_WHAT TO DO_
Which of the lines below include the word "image"? Pull each one out.

_DATA SUPPLIED_

——————

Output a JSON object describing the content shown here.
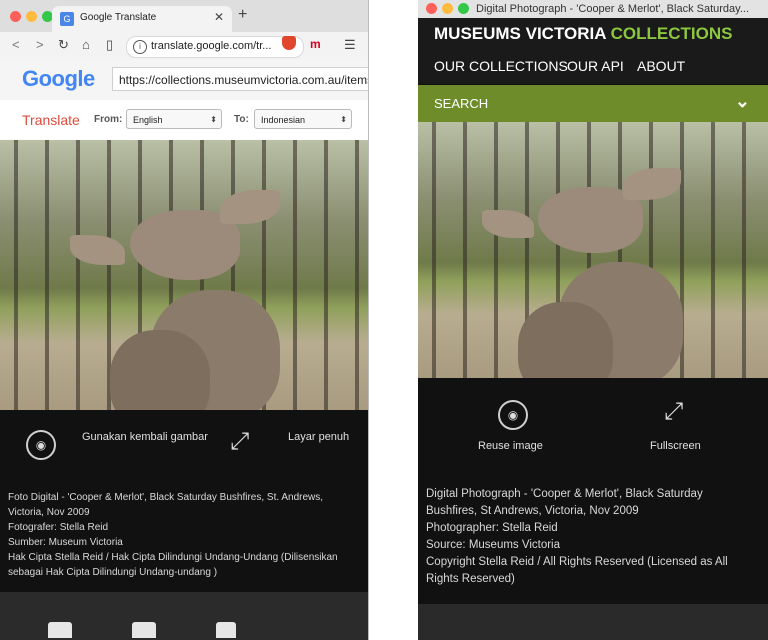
{
  "left": {
    "tab_title": "Google Translate",
    "address": "translate.google.com/tr...",
    "google_logo": "Google",
    "proxied_url": "https://collections.museumvictoria.com.au/items",
    "translate_label": "Translate",
    "from_label": "From:",
    "from_value": "English",
    "to_label": "To:",
    "to_value": "Indonesian",
    "reuse_label": "Gunakan kembali gambar",
    "fullscreen_label": "Layar penuh",
    "caption": [
      "Foto Digital - 'Cooper & Merlot', Black Saturday Bushfires, St. Andrews, Victoria, Nov 2009",
      "Fotografer: Stella Reid",
      "Sumber: Museum Victoria",
      "Hak Cipta Stella Reid / Hak Cipta Dilindungi Undang-Undang (Dilisensikan sebagai Hak Cipta Dilindungi Undang-undang )"
    ]
  },
  "right": {
    "window_title": "Digital Photograph - 'Cooper & Merlot', Black Saturday...",
    "brand_white": "MUSEUMS VICTORIA",
    "brand_green": "COLLECTIONS",
    "nav": [
      "OUR COLLECTIONS",
      "OUR API",
      "ABOUT"
    ],
    "search_label": "SEARCH",
    "reuse_label": "Reuse image",
    "fullscreen_label": "Fullscreen",
    "caption": [
      "Digital Photograph - 'Cooper & Merlot', Black Saturday Bushfires, St Andrews, Victoria, Nov 2009",
      "Photographer: Stella Reid",
      "Source: Museums Victoria",
      "Copyright Stella Reid / All Rights Reserved (Licensed as All Rights Reserved)"
    ]
  },
  "colors": {
    "brand_green": "#8dc63f",
    "search_bar": "#6f8c2a",
    "translate_red": "#dd4b39",
    "dark_bg": "#111111"
  },
  "icons": [
    "reuse-image-icon",
    "fullscreen-icon",
    "camera-icon",
    "video-icon",
    "audio-icon",
    "chevron-down-icon"
  ]
}
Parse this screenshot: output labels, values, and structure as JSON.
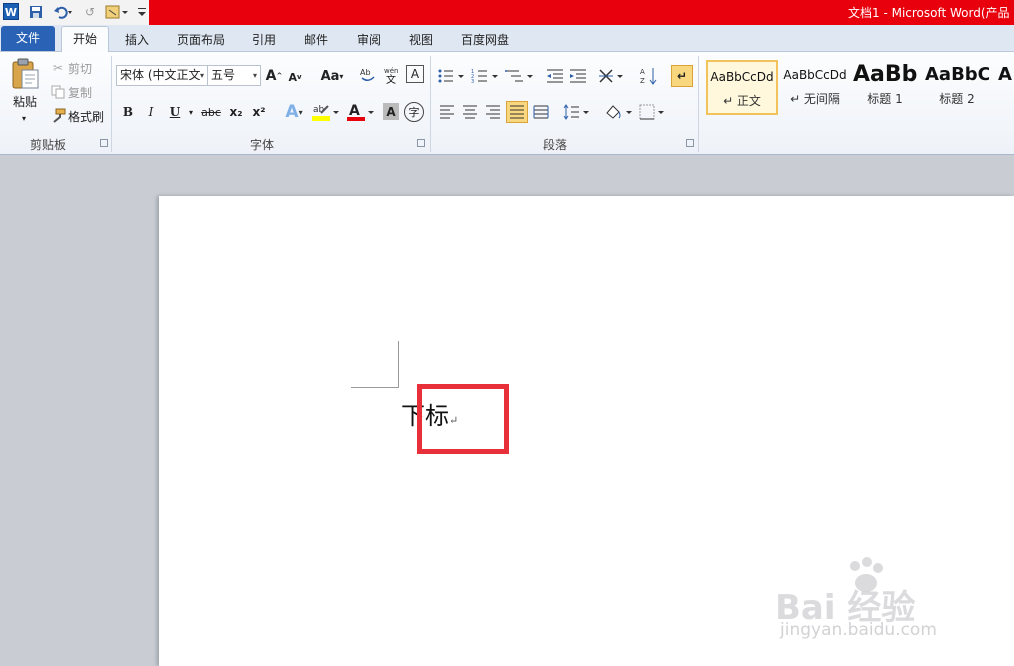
{
  "titlebar": {
    "title": "文档1 - Microsoft Word(产品"
  },
  "tabs": {
    "file": "文件",
    "home": "开始",
    "insert": "插入",
    "layout": "页面布局",
    "references": "引用",
    "mailings": "邮件",
    "review": "审阅",
    "view": "视图",
    "baidu": "百度网盘"
  },
  "clipboard": {
    "paste": "粘贴",
    "cut": "剪切",
    "copy": "复制",
    "format_painter": "格式刷",
    "label": "剪贴板"
  },
  "font": {
    "name": "宋体 (中文正文",
    "size": "五号",
    "grow": "A",
    "shrink": "A",
    "change_case": "Aa",
    "bold": "B",
    "italic": "I",
    "underline": "U",
    "strike": "abc",
    "subscript": "x₂",
    "superscript": "x²",
    "label": "字体"
  },
  "paragraph": {
    "label": "段落"
  },
  "styles": [
    {
      "sample": "AaBbCcDd",
      "name": "↵ 正文"
    },
    {
      "sample": "AaBbCcDd",
      "name": "↵ 无间隔"
    },
    {
      "sample": "AaBb",
      "name": "标题 1"
    },
    {
      "sample": "AaBbC",
      "name": "标题 2"
    },
    {
      "sample": "A",
      "name": ""
    }
  ],
  "document": {
    "text": "下标",
    "para_mark": "↵"
  },
  "watermark": {
    "brand": "Bai  经验",
    "url": "jingyan.baidu.com"
  },
  "colors": {
    "title_bar": "#e8000c",
    "file_tab": "#2a63b6",
    "highlight_box": "#e8303a"
  }
}
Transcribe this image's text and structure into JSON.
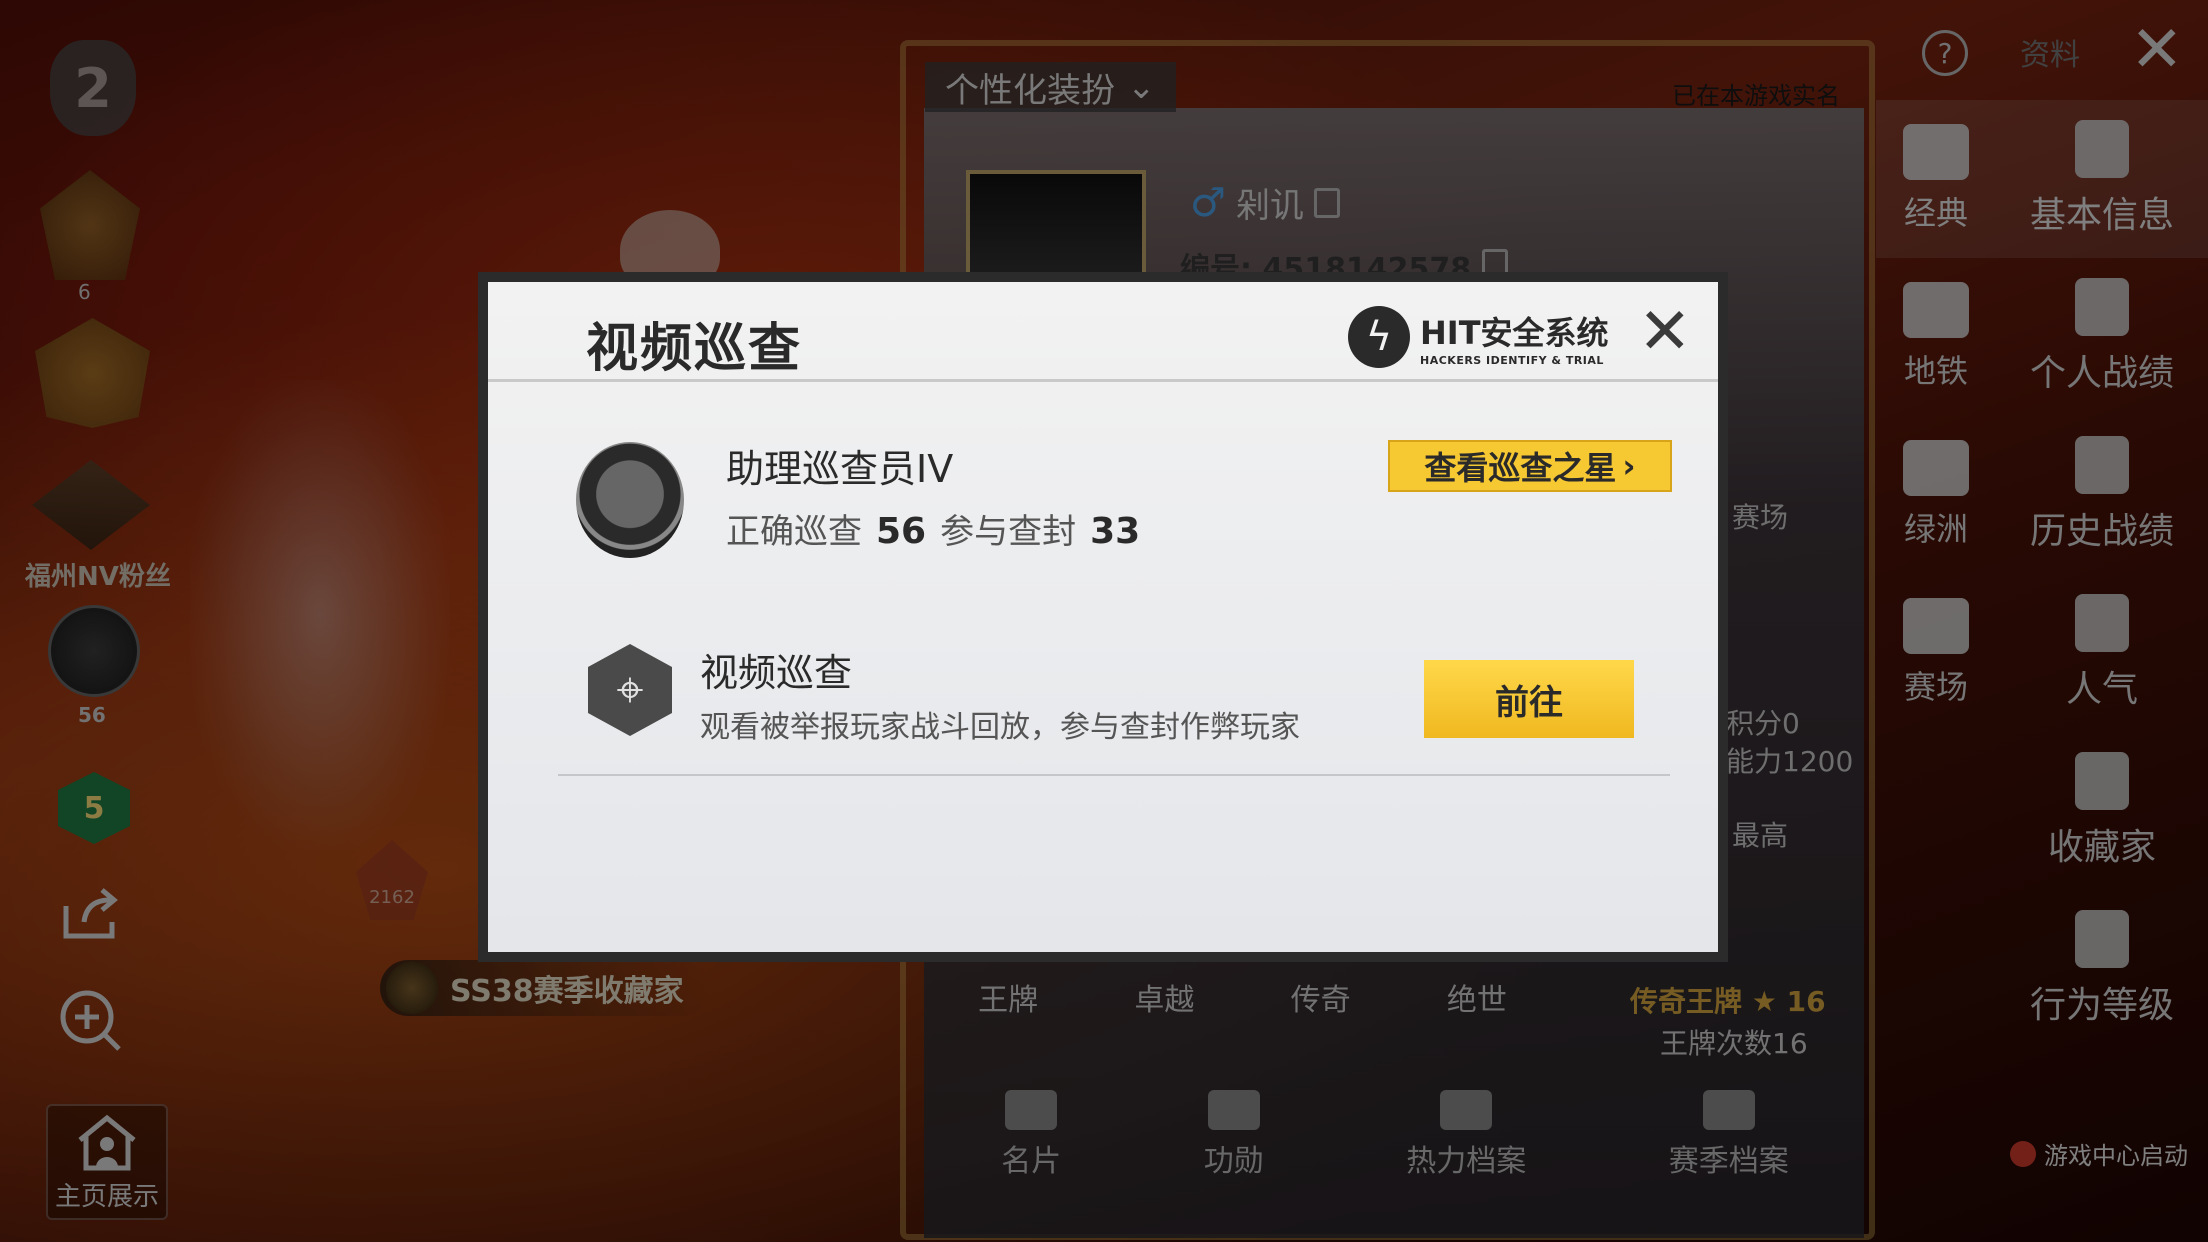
{
  "left": {
    "level": "2",
    "rank_sub": "6",
    "fan_label": "福州NV粉丝",
    "scope_value": "56",
    "green_badge": "5",
    "rating_value": "2162",
    "home_label": "主页展示"
  },
  "scene": {
    "season_tag": "SS38赛季收藏家"
  },
  "profile": {
    "customize_label": "个性化装扮",
    "realname_note": "已在本游戏实名",
    "player_name": "剁讥",
    "player_id": "编号: 4518142578",
    "side_texts": [
      "赛场",
      "积分0",
      "能力1200",
      "最高"
    ],
    "tiers": [
      "王牌",
      "卓越",
      "传奇",
      "绝世"
    ],
    "legend_info": "传奇王牌 ★ 16",
    "legend_count": "王牌次数16",
    "bottom_tabs": [
      "名片",
      "功勋",
      "热力档案",
      "赛季档案"
    ]
  },
  "topbar": {
    "help": "?",
    "label": "资料",
    "close": "✕"
  },
  "sidebar_modes": [
    "经典",
    "地铁",
    "绿洲",
    "赛场"
  ],
  "sidebar_main": [
    "基本信息",
    "个人战绩",
    "历史战绩",
    "人气",
    "收藏家",
    "行为等级"
  ],
  "game_center": "游戏中心启动",
  "modal": {
    "title": "视频巡查",
    "brand": "HIT安全系统",
    "brand_sub": "HACKERS IDENTIFY & TRIAL",
    "close": "✕",
    "rank_title": "助理巡查员IV",
    "stat1_label": "正确巡查",
    "stat1_value": "56",
    "stat2_label": "参与查封",
    "stat2_value": "33",
    "star_button": "查看巡查之星",
    "item_title": "视频巡查",
    "item_desc": "观看被举报玩家战斗回放，参与查封作弊玩家",
    "go_button": "前往"
  },
  "colors": {
    "accent_yellow": "#f6c832",
    "modal_bg": "#f2f2f2",
    "male_blue": "#4ea0e8"
  }
}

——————

_WRITTEN ANSWER_
    "reuse_label": "Reuse image",
    "reuse-image-icon",
Transcribe this image's text and structure into JSON.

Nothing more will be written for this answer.